- [GOAL OF THE EXERCISE] Go through the data below and return each line where the string "anyofterms" appears.

BEGIN DATA TO EXAMINE

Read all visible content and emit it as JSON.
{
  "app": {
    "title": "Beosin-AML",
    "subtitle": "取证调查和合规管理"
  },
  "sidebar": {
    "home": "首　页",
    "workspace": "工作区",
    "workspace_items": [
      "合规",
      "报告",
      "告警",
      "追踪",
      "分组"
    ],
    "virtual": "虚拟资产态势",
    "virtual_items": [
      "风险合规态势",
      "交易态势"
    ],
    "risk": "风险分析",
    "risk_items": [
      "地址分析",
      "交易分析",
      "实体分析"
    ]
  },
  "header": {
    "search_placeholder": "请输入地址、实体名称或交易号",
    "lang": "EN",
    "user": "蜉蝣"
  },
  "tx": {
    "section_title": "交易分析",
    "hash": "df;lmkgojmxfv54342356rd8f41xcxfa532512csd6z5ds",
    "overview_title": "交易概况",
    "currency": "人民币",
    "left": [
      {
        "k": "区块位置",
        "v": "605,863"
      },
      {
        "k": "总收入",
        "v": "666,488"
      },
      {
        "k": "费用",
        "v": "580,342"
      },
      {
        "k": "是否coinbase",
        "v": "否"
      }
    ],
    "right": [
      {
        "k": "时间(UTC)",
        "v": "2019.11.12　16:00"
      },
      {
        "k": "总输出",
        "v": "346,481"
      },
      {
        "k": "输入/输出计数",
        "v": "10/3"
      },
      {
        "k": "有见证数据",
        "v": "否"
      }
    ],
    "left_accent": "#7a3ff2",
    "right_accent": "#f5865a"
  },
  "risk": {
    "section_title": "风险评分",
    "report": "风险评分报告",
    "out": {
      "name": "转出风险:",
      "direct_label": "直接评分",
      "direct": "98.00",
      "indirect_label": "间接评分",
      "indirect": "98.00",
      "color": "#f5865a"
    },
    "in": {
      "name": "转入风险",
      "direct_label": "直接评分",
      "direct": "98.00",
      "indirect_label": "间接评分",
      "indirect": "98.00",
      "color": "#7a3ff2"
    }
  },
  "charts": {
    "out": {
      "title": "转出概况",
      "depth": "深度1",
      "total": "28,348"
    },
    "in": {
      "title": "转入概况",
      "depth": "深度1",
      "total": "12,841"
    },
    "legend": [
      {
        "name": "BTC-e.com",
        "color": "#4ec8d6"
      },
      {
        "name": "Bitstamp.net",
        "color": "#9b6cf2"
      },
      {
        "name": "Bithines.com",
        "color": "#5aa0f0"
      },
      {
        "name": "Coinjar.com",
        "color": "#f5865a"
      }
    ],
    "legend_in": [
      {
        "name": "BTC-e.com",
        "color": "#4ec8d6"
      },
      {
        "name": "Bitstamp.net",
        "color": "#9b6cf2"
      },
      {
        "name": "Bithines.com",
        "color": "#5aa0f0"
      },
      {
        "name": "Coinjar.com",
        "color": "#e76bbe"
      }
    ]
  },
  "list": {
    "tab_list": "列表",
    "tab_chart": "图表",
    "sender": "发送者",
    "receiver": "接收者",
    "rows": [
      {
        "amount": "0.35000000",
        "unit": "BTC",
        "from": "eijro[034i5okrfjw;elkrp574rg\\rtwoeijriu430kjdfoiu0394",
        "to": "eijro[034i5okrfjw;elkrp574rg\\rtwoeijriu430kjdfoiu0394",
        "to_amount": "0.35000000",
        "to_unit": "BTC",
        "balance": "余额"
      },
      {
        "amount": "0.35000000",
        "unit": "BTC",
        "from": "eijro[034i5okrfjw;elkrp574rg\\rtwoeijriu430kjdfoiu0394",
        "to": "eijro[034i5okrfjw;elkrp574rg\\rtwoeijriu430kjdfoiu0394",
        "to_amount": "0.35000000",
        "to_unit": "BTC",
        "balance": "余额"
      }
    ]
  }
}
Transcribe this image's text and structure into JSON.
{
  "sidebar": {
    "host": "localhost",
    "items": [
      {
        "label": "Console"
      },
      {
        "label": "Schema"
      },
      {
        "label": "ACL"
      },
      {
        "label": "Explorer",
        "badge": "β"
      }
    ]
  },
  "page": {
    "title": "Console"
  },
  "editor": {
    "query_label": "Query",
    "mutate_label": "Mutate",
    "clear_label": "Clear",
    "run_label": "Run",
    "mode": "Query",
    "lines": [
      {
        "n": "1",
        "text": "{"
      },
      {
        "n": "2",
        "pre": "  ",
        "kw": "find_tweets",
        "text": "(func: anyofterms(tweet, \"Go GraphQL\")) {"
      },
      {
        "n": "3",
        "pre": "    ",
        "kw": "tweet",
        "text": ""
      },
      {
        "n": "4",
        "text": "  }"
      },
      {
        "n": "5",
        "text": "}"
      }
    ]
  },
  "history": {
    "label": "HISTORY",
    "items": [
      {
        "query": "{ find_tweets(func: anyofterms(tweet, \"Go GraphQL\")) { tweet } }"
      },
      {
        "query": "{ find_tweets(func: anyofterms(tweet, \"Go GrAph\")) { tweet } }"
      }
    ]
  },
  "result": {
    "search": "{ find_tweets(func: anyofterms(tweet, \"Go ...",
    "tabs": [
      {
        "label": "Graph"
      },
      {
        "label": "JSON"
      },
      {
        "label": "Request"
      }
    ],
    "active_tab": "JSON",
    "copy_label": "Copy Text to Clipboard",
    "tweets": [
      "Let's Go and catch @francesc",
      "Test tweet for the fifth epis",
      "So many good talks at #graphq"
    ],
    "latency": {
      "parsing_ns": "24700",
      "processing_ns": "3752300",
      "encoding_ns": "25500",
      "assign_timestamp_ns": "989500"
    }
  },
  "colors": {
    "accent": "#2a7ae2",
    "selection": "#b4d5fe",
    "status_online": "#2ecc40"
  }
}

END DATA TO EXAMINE

- [FINISHED TASK]
        "text": "(func: anyofterms(tweet, \"Go GraphQL\")) {"
        "query": "{ find_tweets(func: anyofterms(tweet, \"Go GraphQL\")) { tweet } }"
        "query": "{ find_tweets(func: anyofterms(tweet, \"Go GrAph\")) { tweet } }"
    "search": "{ find_tweets(func: anyofterms(tweet, \"Go ...",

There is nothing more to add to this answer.